On September 18, in Peters v. Financial Recovery Services, Inc., the United States District Court for the Western District of Missouri held that neither the federal Truth in Lending Act (TILA) nor the Federal Debt Collection Practices Act (FDCPA) prohibit a debt collector from charging state statutory pre-judgment interest after charge-off. In reaching that decision, the Court held as follows:
Defendant’s final basis for dismissal is that even if GE waived the right to contractual interest, it retained the right to charge Plaintiff statutory interest post charge-off. Missouri law provides for a statutory interest rate of nine percent per year when no other rate is agreed upon. Courts have held that creditors are entitled to charge post charge-off interest at a state’s statutory interest rate even if interest was waived at the contractual rate. Even assuming that TILA does prevent post charge-off interest at both the statutory and the contractual rate, TILA does not apply in this situation. Defendant, a debt collector, charged the post charge-off interest. However, TILA only applies to “creditors” which refers only to: “a person who both (1) regularly extends … consumer credit … and (2) is the person to whom the debt arising from the consumer credit transaction is initially payable … .” 15 U.S.C. § 1602(g). Thus, Defendant does not fit within that definition and is not subject to TILA because Defendant is a debt collector and not the person to whom the debt was originally payable.
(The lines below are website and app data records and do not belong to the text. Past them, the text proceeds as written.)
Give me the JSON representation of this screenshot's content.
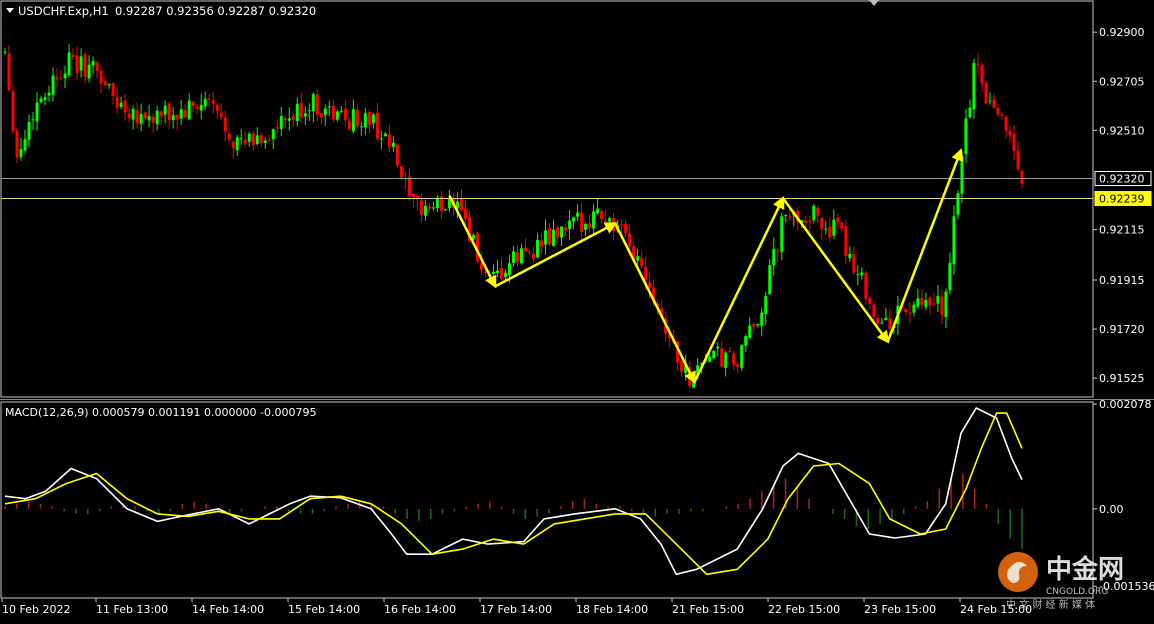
{
  "header": {
    "symbol": "USDCHF.Exp,H1",
    "ohlc": "0.92287 0.92356 0.92287 0.92320"
  },
  "macd": {
    "label": "MACD(12,26,9) 0.000579 0.001191 0.000000 -0.000795"
  },
  "watermark": {
    "brand": "中金网",
    "site": "CNGOLD.ORG",
    "tagline": "中 文 财 经 新 媒 体"
  },
  "colors": {
    "background": "#000000",
    "bull_candle": "#00ff00",
    "bear_candle": "#ff0000",
    "macd_line": "#ffffff",
    "signal_line": "#ffff00",
    "arrows": "#ffff00",
    "hist_positive": "#b02020",
    "hist_negative": "#1f6a1f",
    "current_price_tag": "#ffff00"
  },
  "chart_data": [
    {
      "type": "candlestick",
      "title": "USDCHF.Exp,H1",
      "y_ticks": [
        "0.92900",
        "0.92705",
        "0.92510",
        "0.92320",
        "0.92239",
        "0.92115",
        "0.91915",
        "0.91720",
        "0.91525"
      ],
      "ylim": [
        0.9145,
        0.9302
      ],
      "price_lines": [
        {
          "label": "0.92320",
          "value": 0.9232,
          "tag": "white"
        },
        {
          "label": "0.92239",
          "value": 0.92239,
          "tag": "yellow"
        }
      ],
      "x_ticks": [
        "10 Feb 2022",
        "11 Feb 13:00",
        "14 Feb 14:00",
        "15 Feb 14:00",
        "16 Feb 14:00",
        "17 Feb 14:00",
        "18 Feb 14:00",
        "21 Feb 15:00",
        "22 Feb 15:00",
        "23 Feb 15:00",
        "24 Feb 15:00"
      ],
      "close_path": [
        {
          "t": 0.0,
          "p": 0.9283
        },
        {
          "t": 0.012,
          "p": 0.924
        },
        {
          "t": 0.03,
          "p": 0.9261
        },
        {
          "t": 0.06,
          "p": 0.9278
        },
        {
          "t": 0.09,
          "p": 0.9275
        },
        {
          "t": 0.11,
          "p": 0.9262
        },
        {
          "t": 0.14,
          "p": 0.9256
        },
        {
          "t": 0.17,
          "p": 0.9257
        },
        {
          "t": 0.2,
          "p": 0.9262
        },
        {
          "t": 0.23,
          "p": 0.9245
        },
        {
          "t": 0.26,
          "p": 0.9249
        },
        {
          "t": 0.28,
          "p": 0.9255
        },
        {
          "t": 0.3,
          "p": 0.9262
        },
        {
          "t": 0.33,
          "p": 0.9256
        },
        {
          "t": 0.36,
          "p": 0.9255
        },
        {
          "t": 0.38,
          "p": 0.9244
        },
        {
          "t": 0.4,
          "p": 0.922
        },
        {
          "t": 0.43,
          "p": 0.9221
        },
        {
          "t": 0.445,
          "p": 0.9225
        },
        {
          "t": 0.475,
          "p": 0.9188
        },
        {
          "t": 0.505,
          "p": 0.9201
        },
        {
          "t": 0.55,
          "p": 0.9211
        },
        {
          "t": 0.585,
          "p": 0.9219
        },
        {
          "t": 0.605,
          "p": 0.921
        },
        {
          "t": 0.63,
          "p": 0.9195
        },
        {
          "t": 0.66,
          "p": 0.9162
        },
        {
          "t": 0.672,
          "p": 0.9152
        },
        {
          "t": 0.69,
          "p": 0.9162
        },
        {
          "t": 0.72,
          "p": 0.9158
        },
        {
          "t": 0.745,
          "p": 0.9182
        },
        {
          "t": 0.765,
          "p": 0.9215
        },
        {
          "t": 0.79,
          "p": 0.9218
        },
        {
          "t": 0.82,
          "p": 0.921
        },
        {
          "t": 0.845,
          "p": 0.919
        },
        {
          "t": 0.86,
          "p": 0.9172
        },
        {
          "t": 0.885,
          "p": 0.918
        },
        {
          "t": 0.91,
          "p": 0.918
        },
        {
          "t": 0.925,
          "p": 0.9182
        },
        {
          "t": 0.94,
          "p": 0.924
        },
        {
          "t": 0.955,
          "p": 0.928
        },
        {
          "t": 0.965,
          "p": 0.9265
        },
        {
          "t": 0.985,
          "p": 0.9253
        },
        {
          "t": 1.0,
          "p": 0.9232
        }
      ],
      "annotations": [
        {
          "type": "arrow",
          "from": {
            "t": 0.437,
            "p": 0.9225
          },
          "to": {
            "t": 0.482,
            "p": 0.9189
          }
        },
        {
          "type": "arrow",
          "from": {
            "t": 0.482,
            "p": 0.9189
          },
          "to": {
            "t": 0.6,
            "p": 0.9214
          }
        },
        {
          "type": "arrow",
          "from": {
            "t": 0.6,
            "p": 0.9214
          },
          "to": {
            "t": 0.678,
            "p": 0.9151
          }
        },
        {
          "type": "arrow",
          "from": {
            "t": 0.678,
            "p": 0.9151
          },
          "to": {
            "t": 0.765,
            "p": 0.9224
          }
        },
        {
          "type": "arrow",
          "from": {
            "t": 0.765,
            "p": 0.9224
          },
          "to": {
            "t": 0.868,
            "p": 0.9167
          }
        },
        {
          "type": "arrow",
          "from": {
            "t": 0.868,
            "p": 0.9167
          },
          "to": {
            "t": 0.94,
            "p": 0.9243
          }
        }
      ]
    },
    {
      "type": "line",
      "title": "MACD(12,26,9)",
      "y_ticks": [
        "0.002078",
        "0.00",
        "-0.001536"
      ],
      "ylim": [
        -0.00175,
        0.0021
      ],
      "series": [
        {
          "name": "MACD",
          "points": [
            {
              "t": 0.0,
              "v": 0.00025
            },
            {
              "t": 0.02,
              "v": 0.0002
            },
            {
              "t": 0.04,
              "v": 0.00035
            },
            {
              "t": 0.065,
              "v": 0.0008
            },
            {
              "t": 0.09,
              "v": 0.0006
            },
            {
              "t": 0.12,
              "v": 0.0
            },
            {
              "t": 0.15,
              "v": -0.00025
            },
            {
              "t": 0.18,
              "v": -0.00012
            },
            {
              "t": 0.21,
              "v": 0.0
            },
            {
              "t": 0.24,
              "v": -0.0003
            },
            {
              "t": 0.26,
              "v": -0.0001
            },
            {
              "t": 0.28,
              "v": 0.0001
            },
            {
              "t": 0.3,
              "v": 0.00025
            },
            {
              "t": 0.33,
              "v": 0.00022
            },
            {
              "t": 0.36,
              "v": 0.0
            },
            {
              "t": 0.38,
              "v": -0.0005
            },
            {
              "t": 0.395,
              "v": -0.0009
            },
            {
              "t": 0.42,
              "v": -0.0009
            },
            {
              "t": 0.45,
              "v": -0.0006
            },
            {
              "t": 0.475,
              "v": -0.0007
            },
            {
              "t": 0.51,
              "v": -0.00065
            },
            {
              "t": 0.53,
              "v": -0.0002
            },
            {
              "t": 0.56,
              "v": -0.0001
            },
            {
              "t": 0.6,
              "v": 0.0
            },
            {
              "t": 0.625,
              "v": -0.0002
            },
            {
              "t": 0.645,
              "v": -0.0007
            },
            {
              "t": 0.66,
              "v": -0.0013
            },
            {
              "t": 0.68,
              "v": -0.0012
            },
            {
              "t": 0.72,
              "v": -0.0008
            },
            {
              "t": 0.745,
              "v": 0.0
            },
            {
              "t": 0.765,
              "v": 0.00085
            },
            {
              "t": 0.78,
              "v": 0.0011
            },
            {
              "t": 0.81,
              "v": 0.0009
            },
            {
              "t": 0.83,
              "v": 0.0002
            },
            {
              "t": 0.85,
              "v": -0.0005
            },
            {
              "t": 0.875,
              "v": -0.00058
            },
            {
              "t": 0.905,
              "v": -0.0005
            },
            {
              "t": 0.925,
              "v": 0.0001
            },
            {
              "t": 0.94,
              "v": 0.0015
            },
            {
              "t": 0.955,
              "v": 0.002
            },
            {
              "t": 0.975,
              "v": 0.0018
            },
            {
              "t": 0.99,
              "v": 0.001
            },
            {
              "t": 1.0,
              "v": 0.00058
            }
          ]
        },
        {
          "name": "Signal",
          "points": [
            {
              "t": 0.0,
              "v": 0.0001
            },
            {
              "t": 0.03,
              "v": 0.0002
            },
            {
              "t": 0.06,
              "v": 0.0005
            },
            {
              "t": 0.09,
              "v": 0.0007
            },
            {
              "t": 0.12,
              "v": 0.0002
            },
            {
              "t": 0.15,
              "v": -0.0001
            },
            {
              "t": 0.18,
              "v": -0.00015
            },
            {
              "t": 0.21,
              "v": -5e-05
            },
            {
              "t": 0.24,
              "v": -0.0002
            },
            {
              "t": 0.27,
              "v": -0.0002
            },
            {
              "t": 0.3,
              "v": 0.0002
            },
            {
              "t": 0.33,
              "v": 0.00025
            },
            {
              "t": 0.36,
              "v": 0.0001
            },
            {
              "t": 0.39,
              "v": -0.0003
            },
            {
              "t": 0.42,
              "v": -0.0009
            },
            {
              "t": 0.45,
              "v": -0.0008
            },
            {
              "t": 0.48,
              "v": -0.0006
            },
            {
              "t": 0.51,
              "v": -0.0007
            },
            {
              "t": 0.54,
              "v": -0.0003
            },
            {
              "t": 0.57,
              "v": -0.0002
            },
            {
              "t": 0.6,
              "v": -0.0001
            },
            {
              "t": 0.63,
              "v": -0.0001
            },
            {
              "t": 0.66,
              "v": -0.0007
            },
            {
              "t": 0.69,
              "v": -0.0013
            },
            {
              "t": 0.72,
              "v": -0.0012
            },
            {
              "t": 0.75,
              "v": -0.0006
            },
            {
              "t": 0.77,
              "v": 0.0002
            },
            {
              "t": 0.795,
              "v": 0.00085
            },
            {
              "t": 0.82,
              "v": 0.0009
            },
            {
              "t": 0.85,
              "v": 0.0005
            },
            {
              "t": 0.87,
              "v": -0.0002
            },
            {
              "t": 0.9,
              "v": -0.0005
            },
            {
              "t": 0.925,
              "v": -0.0004
            },
            {
              "t": 0.945,
              "v": 0.0004
            },
            {
              "t": 0.96,
              "v": 0.0012
            },
            {
              "t": 0.975,
              "v": 0.0019
            },
            {
              "t": 0.985,
              "v": 0.0019
            },
            {
              "t": 1.0,
              "v": 0.0012
            }
          ]
        }
      ],
      "histogram": [
        5e-05,
        0.0001,
        0.00015,
        0.0001,
        5e-05,
        -5e-05,
        -0.0001,
        -0.0001,
        -5e-05,
        5e-05,
        0.0001,
        5e-05,
        -5e-05,
        -0.0001,
        -5e-05,
        0.0001,
        0.00015,
        0.0001,
        -5e-05,
        -0.0001,
        -5e-05,
        0.0,
        5e-05,
        5e-05,
        -5e-05,
        -0.0001,
        -0.0001,
        -5e-05,
        5e-05,
        0.0001,
        0.00015,
        0.0001,
        5e-05,
        -0.0001,
        -0.0002,
        -0.00025,
        -0.0002,
        -0.0001,
        -5e-05,
        5e-05,
        0.0001,
        0.00015,
        5e-05,
        -0.0001,
        -0.0002,
        -0.00015,
        -0.0001,
        5e-05,
        0.00015,
        0.0002,
        0.0001,
        5e-05,
        5e-05,
        -5e-05,
        -0.0001,
        -0.00015,
        -0.0001,
        -0.0001,
        -5e-05,
        -5e-05,
        0.0,
        5e-05,
        0.0001,
        0.0002,
        0.00035,
        0.0005,
        0.0006,
        0.00045,
        0.0002,
        0.0,
        -0.0001,
        -0.0002,
        -0.00035,
        -0.0004,
        -0.0003,
        -0.0002,
        -0.0001,
        5e-05,
        0.00015,
        0.0004,
        0.0006,
        0.0007,
        0.0004,
        0.0001,
        -0.0003,
        -0.0006,
        -0.0008
      ]
    }
  ]
}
Thus, Plaintiff has failed to state a claim for … which relief may be granted and her claim must be dismissed.
Thus, the court rejected the plaintiff’s attempt to claim “waiver” of the right to claim any interest by reference to actions of the original creditor and/or the provisions of TILA, and the court affirmed a debt collector’s ability to charge statutory interest at the enumerated rate. The court did not address, however, the broader issue of whether a debt collector could collect the full contractual rate of interest in a pre-judgment posture, and the decision also was specific to the contours of Missouri state law. Therefore, broader questions about debt collectors’ claims for prejudgment interest – whether statutory or contractual – remain unresolved.
TROUTMAN SANDERS LLP frequently represents debt collectors in individual and class actions, including as to claimed violations of the collection of past-due interest. We will continue to monitor the judicial treatment of this emerging issue.